My amazing wife, our baby, and I were leaving Tahoe when she said she felt like we only did part of all the activities we planned. I agreed and said I really wanted to surf that sternwheeler boat wave. She replied let’s do it, so we impulsively turned the truck around and drove to South Lake Tahoe.
All week I had been anticipating the paddle out and wondering if the wave would be difficult to catch without falling or running into that giant wheel. Excitement of riding a new wave for that long, fear that I might make a mistake, anxiety that I might be hurt, longing to have this accomplishment, and pressure to catch the wave on the first try were the feelings coming up for me.

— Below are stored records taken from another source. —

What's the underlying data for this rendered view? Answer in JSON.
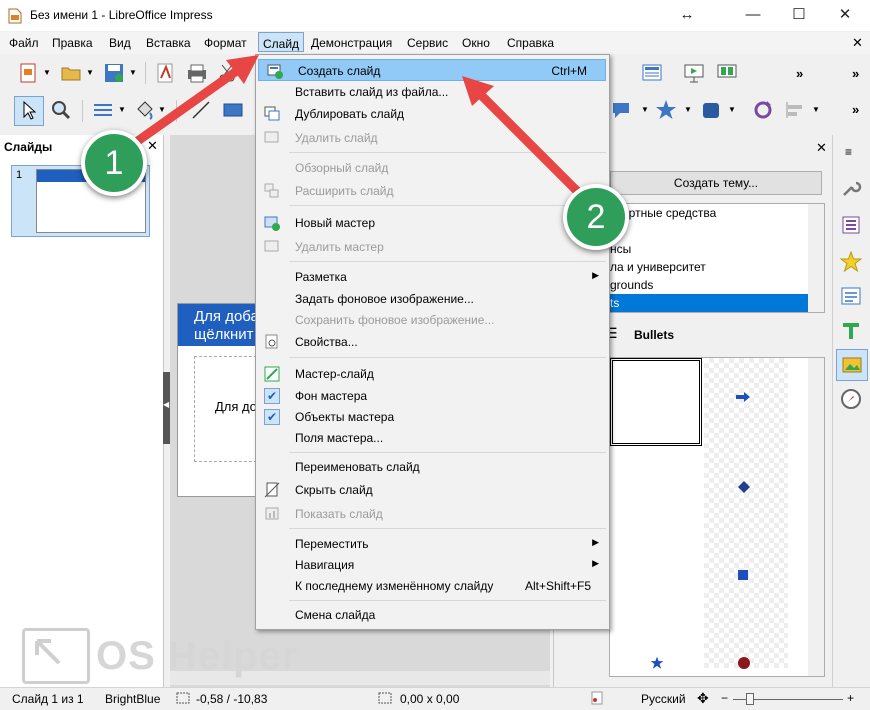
{
  "window": {
    "title": "Без имени 1 - LibreOffice Impress",
    "controls": [
      "↔",
      "—",
      "☐",
      "✕"
    ]
  },
  "menubar": {
    "items": [
      "Файл",
      "Правка",
      "Вид",
      "Вставка",
      "Формат",
      "Слайд",
      "Демонстрация",
      "Сервис",
      "Окно",
      "Справка"
    ],
    "active": "Слайд",
    "close_doc": "✕"
  },
  "slides_panel": {
    "title": "Слайды",
    "close": "✕",
    "slide_number": "1"
  },
  "slide_canvas": {
    "title_placeholder_line1": "Для доба",
    "title_placeholder_line2": "щёлкнит",
    "content_placeholder": "Для до"
  },
  "slide_menu": {
    "items": [
      {
        "label": "Создать слайд",
        "shortcut": "Ctrl+M",
        "highlighted": true,
        "icon": "new-slide-icon"
      },
      {
        "label": "Вставить слайд из файла...",
        "icon": ""
      },
      {
        "label": "Дублировать слайд",
        "icon": "duplicate-slide-icon"
      },
      {
        "label": "Удалить слайд",
        "disabled": true,
        "icon": "delete-slide-icon"
      },
      {
        "label": "Обзорный слайд",
        "disabled": true,
        "icon": ""
      },
      {
        "label": "Расширить слайд",
        "disabled": true,
        "icon": "expand-slide-icon"
      },
      {
        "label": "Новый мастер",
        "icon": "new-master-icon"
      },
      {
        "label": "Удалить мастер",
        "disabled": true,
        "icon": "delete-master-icon"
      },
      {
        "label": "Разметка",
        "submenu": true,
        "icon": ""
      },
      {
        "label": "Задать фоновое изображение...",
        "icon": ""
      },
      {
        "label": "Сохранить фоновое изображение...",
        "disabled": true,
        "icon": ""
      },
      {
        "label": "Свойства...",
        "icon": "properties-icon"
      },
      {
        "label": "Мастер-слайд",
        "icon": "master-slide-icon"
      },
      {
        "label": "Фон мастера",
        "checked": true,
        "icon": "check-icon"
      },
      {
        "label": "Объекты мастера",
        "checked": true,
        "icon": "check-icon"
      },
      {
        "label": "Поля мастера...",
        "icon": ""
      },
      {
        "label": "Переименовать слайд",
        "icon": ""
      },
      {
        "label": "Скрыть слайд",
        "icon": "hide-slide-icon"
      },
      {
        "label": "Показать слайд",
        "disabled": true,
        "icon": "show-slide-icon"
      },
      {
        "label": "Переместить",
        "submenu": true,
        "icon": ""
      },
      {
        "label": "Навигация",
        "submenu": true,
        "icon": ""
      },
      {
        "label": "К последнему изменённому слайду",
        "shortcut": "Alt+Shift+F5",
        "icon": ""
      },
      {
        "label": "Смена слайда",
        "icon": ""
      }
    ]
  },
  "gallery_panel": {
    "create_theme_button": "Создать тему...",
    "themes": [
      "ортные средства",
      "ы",
      "нсы",
      "ла и университет",
      "grounds",
      "ts"
    ],
    "selected_theme": "ts",
    "view_title": "Bullets"
  },
  "callouts": {
    "one": "1",
    "two": "2"
  },
  "watermark": "OS Helper",
  "statusbar": {
    "slide": "Слайд 1 из 1",
    "master": "BrightBlue",
    "position": "-0,58 / -10,83",
    "size": "0,00 x 0,00",
    "language": "Русский"
  },
  "colors": {
    "accent_highlight": "#91c9f7",
    "callout_green": "#2e9e5a",
    "arrow_red": "#e84545",
    "slide_title_blue": "#1f5fbf"
  }
}
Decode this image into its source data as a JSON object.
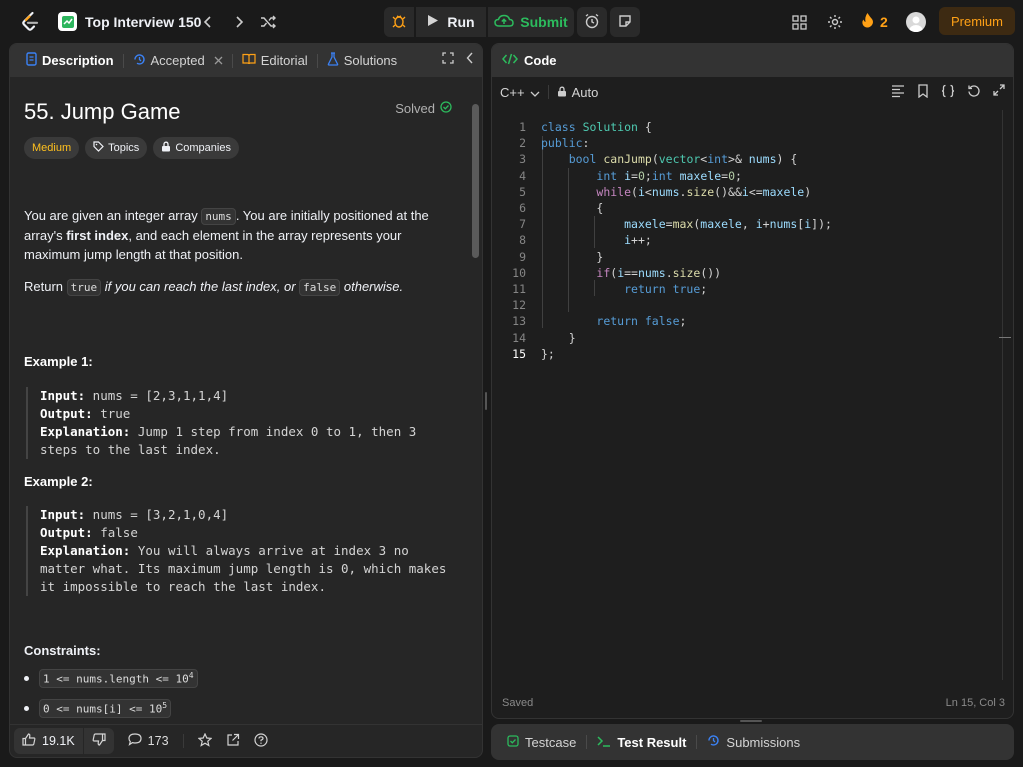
{
  "topbar": {
    "list_title": "Top Interview 150",
    "run_label": "Run",
    "submit_label": "Submit",
    "streak_count": "2",
    "premium_label": "Premium"
  },
  "left": {
    "tabs": [
      {
        "label": "Description"
      },
      {
        "label": "Accepted"
      },
      {
        "label": "Editorial"
      },
      {
        "label": "Solutions"
      }
    ],
    "title": "55. Jump Game",
    "solved_label": "Solved",
    "tags": {
      "difficulty": "Medium",
      "topics": "Topics",
      "companies": "Companies"
    },
    "description": {
      "p1_a": "You are given an integer array ",
      "p1_code": "nums",
      "p1_b": ". You are initially positioned at the array's ",
      "p1_bold": "first index",
      "p1_c": ", and each element in the array represents your maximum jump length at that position.",
      "p2_a": "Return ",
      "p2_true": "true",
      "p2_b": " if you can reach the last index, or ",
      "p2_false": "false",
      "p2_c": " otherwise."
    },
    "example1": {
      "heading": "Example 1:",
      "input_label": "Input:",
      "input": " nums = [2,3,1,1,4]",
      "output_label": "Output:",
      "output": " true",
      "expl_label": "Explanation:",
      "expl_1": " Jump 1 step from index 0 to 1, then 3",
      "expl_2": "steps to the last index."
    },
    "example2": {
      "heading": "Example 2:",
      "input_label": "Input:",
      "input": " nums = [3,2,1,0,4]",
      "output_label": "Output:",
      "output": " false",
      "expl_label": "Explanation:",
      "expl_1": " You will always arrive at index 3 no",
      "expl_2": "matter what. Its maximum jump length is 0, which makes",
      "expl_3": "it impossible to reach the last index."
    },
    "constraints": {
      "heading": "Constraints:",
      "c1": "1 <= nums.length <= 10",
      "c1_sup": "4",
      "c2": "0 <= nums[i] <= 10",
      "c2_sup": "5"
    },
    "footer": {
      "likes": "19.1K",
      "comments": "173"
    }
  },
  "right": {
    "header": "Code",
    "language": "C++",
    "auto_label": "Auto",
    "status_saved": "Saved",
    "cursor_pos": "Ln 15, Col 3",
    "code_lines": [
      "class Solution {",
      "public:",
      "    bool canJump(vector<int>& nums) {",
      "        int i=0;int maxele=0;",
      "        while(i<nums.size()&&i<=maxele)",
      "        {",
      "            maxele=max(maxele, i+nums[i]);",
      "            i++;",
      "        }",
      "        if(i==nums.size())",
      "            return true;",
      "",
      "        return false;",
      "    }",
      "};"
    ]
  },
  "bottom_tabs": [
    {
      "label": "Testcase"
    },
    {
      "label": "Test Result"
    },
    {
      "label": "Submissions"
    }
  ],
  "colors": {
    "accent": "#ffa116",
    "success": "#2cbb5d",
    "medium": "#ffc01e"
  }
}
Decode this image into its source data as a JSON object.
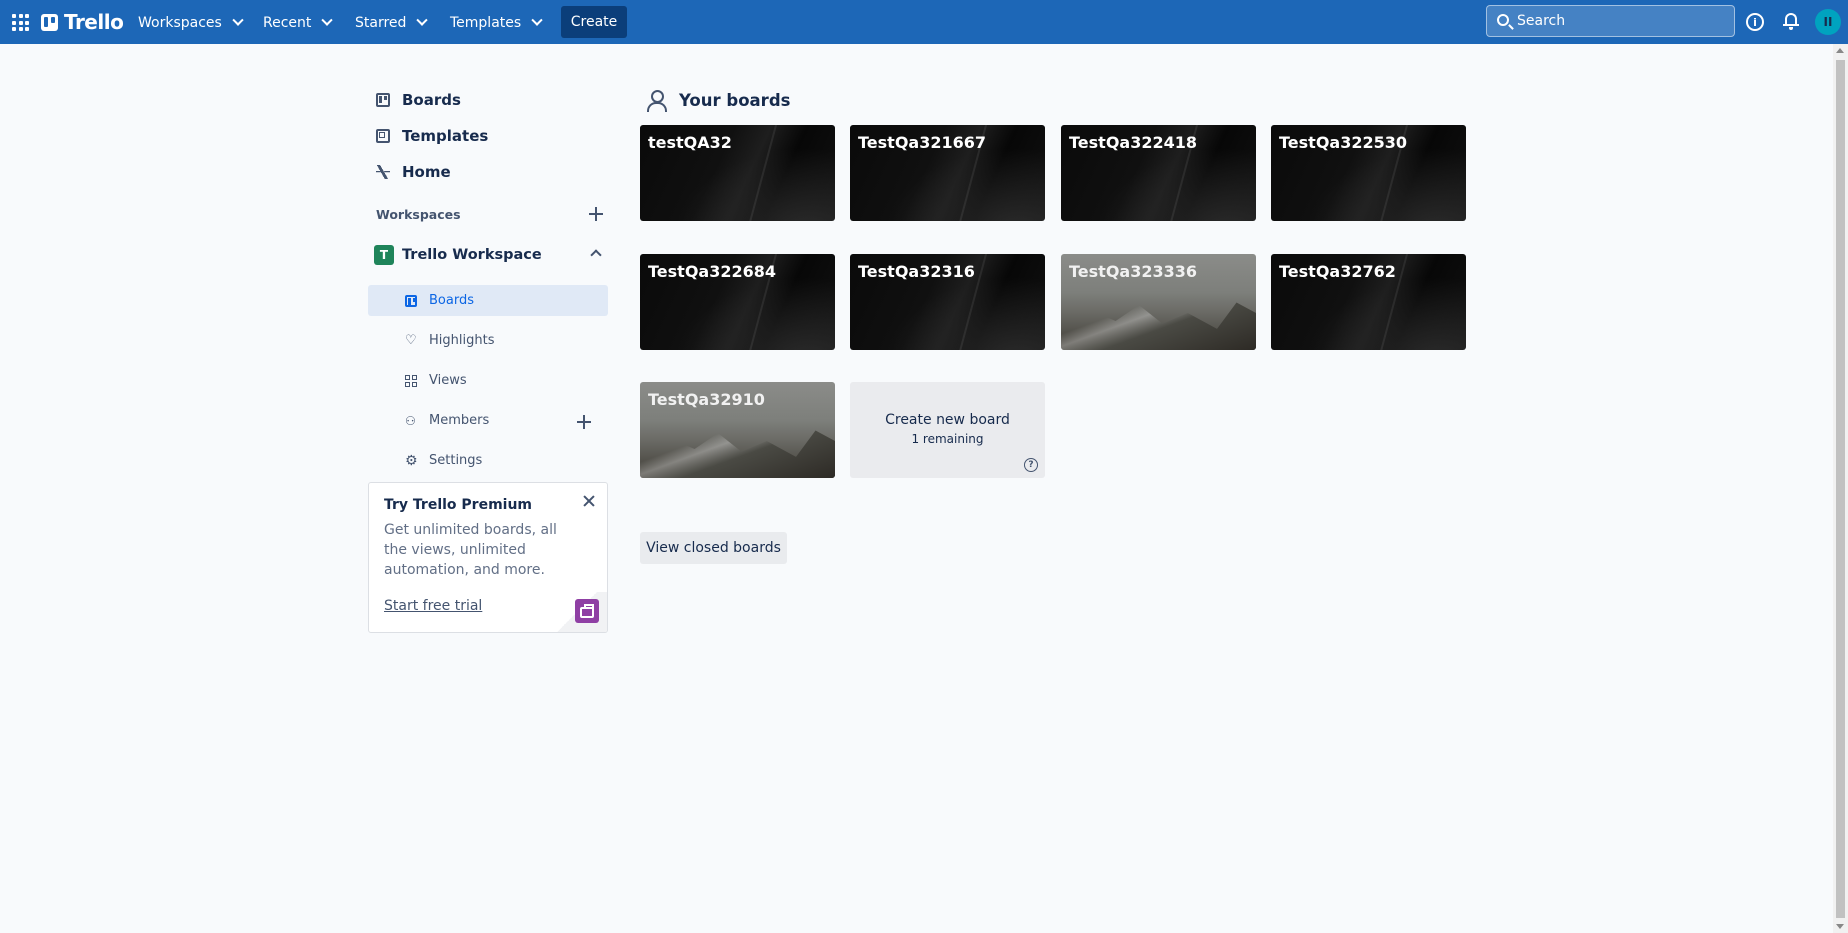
{
  "header": {
    "logo_text": "Trello",
    "nav": [
      "Workspaces",
      "Recent",
      "Starred",
      "Templates"
    ],
    "create_label": "Create",
    "search_placeholder": "Search",
    "avatar_initials": "II",
    "colors": {
      "header_bg": "#1d67b7",
      "create_bg": "#0b3e7a",
      "avatar_bg": "#00a3bf"
    }
  },
  "sidebar": {
    "top_items": [
      {
        "label": "Boards",
        "icon": "board-icon"
      },
      {
        "label": "Templates",
        "icon": "template-icon"
      },
      {
        "label": "Home",
        "icon": "pulse-icon"
      }
    ],
    "workspaces_heading": "Workspaces",
    "workspace": {
      "badge": "T",
      "name": "Trello Workspace",
      "items": [
        {
          "label": "Boards",
          "icon": "board-icon",
          "active": true
        },
        {
          "label": "Highlights",
          "icon": "heart-icon"
        },
        {
          "label": "Views",
          "icon": "grid-icon"
        },
        {
          "label": "Members",
          "icon": "members-icon"
        },
        {
          "label": "Settings",
          "icon": "gear-icon"
        }
      ]
    },
    "premium": {
      "title": "Try Trello Premium",
      "body": "Get unlimited boards, all the views, unlimited automation, and more.",
      "link": "Start free trial"
    }
  },
  "main": {
    "title": "Your boards",
    "boards": [
      {
        "name": "testQA32",
        "background": "dark"
      },
      {
        "name": "TestQa321667",
        "background": "dark"
      },
      {
        "name": "TestQa322418",
        "background": "dark"
      },
      {
        "name": "TestQa322530",
        "background": "dark"
      },
      {
        "name": "TestQa322684",
        "background": "dark"
      },
      {
        "name": "TestQa32316",
        "background": "dark"
      },
      {
        "name": "TestQa323336",
        "background": "mountain"
      },
      {
        "name": "TestQa32762",
        "background": "dark"
      },
      {
        "name": "TestQa32910",
        "background": "mountain"
      }
    ],
    "create_board": {
      "label": "Create new board",
      "remaining": "1 remaining"
    },
    "view_closed_label": "View closed boards"
  }
}
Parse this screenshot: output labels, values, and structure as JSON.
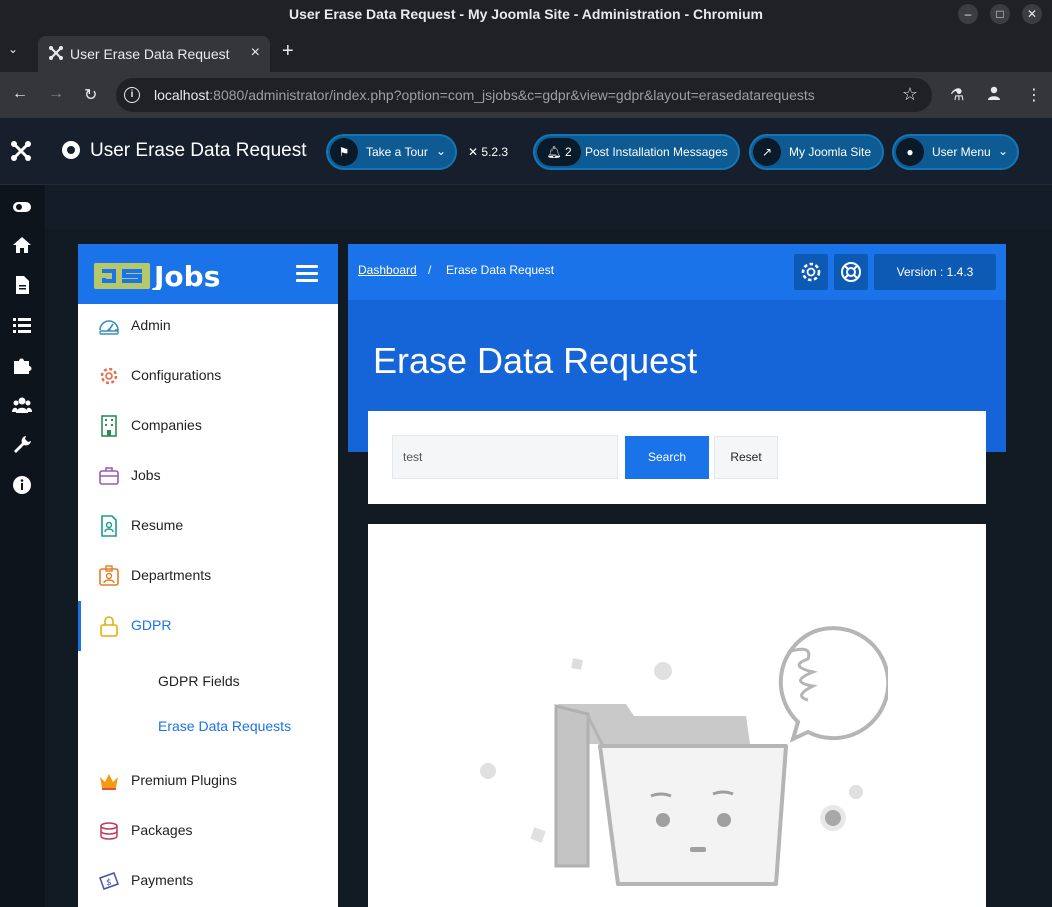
{
  "window": {
    "title": "User Erase Data Request - My Joomla Site - Administration - Chromium"
  },
  "browser": {
    "tab_title": "User Erase Data Request",
    "url_host": "localhost",
    "url_rest": ":8080/administrator/index.php?option=com_jsjobs&c=gdpr&view=gdpr&layout=erasedatarequests"
  },
  "joomla_header": {
    "title": "User Erase Data Request",
    "take_tour": "Take a Tour",
    "version": "5.2.3",
    "notif_count": "2",
    "post_install": "Post Installation Messages",
    "site": "My Joomla Site",
    "user_menu": "User Menu"
  },
  "sidebar": {
    "logo_text": "Jobs",
    "items": [
      {
        "label": "Admin",
        "icon": "dashboard-icon"
      },
      {
        "label": "Configurations",
        "icon": "gear-icon"
      },
      {
        "label": "Companies",
        "icon": "building-icon"
      },
      {
        "label": "Jobs",
        "icon": "briefcase-icon"
      },
      {
        "label": "Resume",
        "icon": "resume-icon"
      },
      {
        "label": "Departments",
        "icon": "department-icon"
      },
      {
        "label": "GDPR",
        "icon": "lock-icon"
      },
      {
        "label": "Premium Plugins",
        "icon": "crown-icon"
      },
      {
        "label": "Packages",
        "icon": "packages-icon"
      },
      {
        "label": "Payments",
        "icon": "payments-icon"
      }
    ],
    "sub_items": [
      {
        "label": "GDPR Fields"
      },
      {
        "label": "Erase Data Requests"
      }
    ]
  },
  "topbar": {
    "crumb_dashboard": "Dashboard",
    "crumb_sep": "/",
    "crumb_current": "Erase Data Request",
    "version": "Version : 1.4.3"
  },
  "main": {
    "title": "Erase Data Request",
    "search_value": "test",
    "search_btn": "Search",
    "reset_btn": "Reset"
  },
  "colors": {
    "accent": "#1a73e8",
    "joomla_header": "#161f2b",
    "pill": "#0d5b92"
  }
}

I’ve had surfing experiences where I have been scared I was going to drown and so overwhelmed that I got out of the water as fast as I could.
Now that I have more emotional tools I was aware of the feelings and able to acknowledge and feel them and stay on course. I was able to talk down and comfort that part of myself that was screaming get out of here it’s not safe!
I saw the boat on the other side of the lake, it looked small and seemed to take forever to get to me. When it did the ship seemed huge and the wake looked non-existent seen from the front. I’m reminded of Mark Twain’s words, “I have known many sorrows, most of which never happened.”
The mind makes imaginary events feel real if we believe the thoughts, or are unaware that they are just thoughts.
The actual outcome may be completely different. For the body there is no difference, if we imagine we will suffer in the future we suffer now as if it IS happening. I imagined I might fall off my surfboard and look foolish and I felt the anxiety even though it was not happening. As I was paddling toward that big boat there was the thought that I might be run over and I felt scared and a survival adrenaline response as if I was paddling toward certain danger.
This session was last minute and I was rushing to get on the water in time to meet the boat. I forgot to use a powerful tool that works really well for me, and that’s to close my eyes and imagine this adventure being a success and feeling the joy, peace, and contentment of a best case scenario. I suspect that had I done this the pull towards negativity and doomsday scenarios would have been less. Once on the water I did take a few minutes to ask nature for permission and for the ancestors to guide me and keep everyone safe, I felt more connected and calmer.
The Tahoe Queen ran aground a couple times last year with the low lake level, maybe they decided to drive slower and have a coast guard escort into the cove until the water comes back up? [edit: I have learned that the boat in this video, the Dixie, is actually a type of hybrid boat with propellers underneath, so the wheel doesn’t put out as much power.] Hopefully the water levels return to normal next year providing an opportunity for a Tahoe Queen sternwheeler surfing adventure, and another opportunity to practice feeling calm, joy, peace, and contentment regardless of circumstances.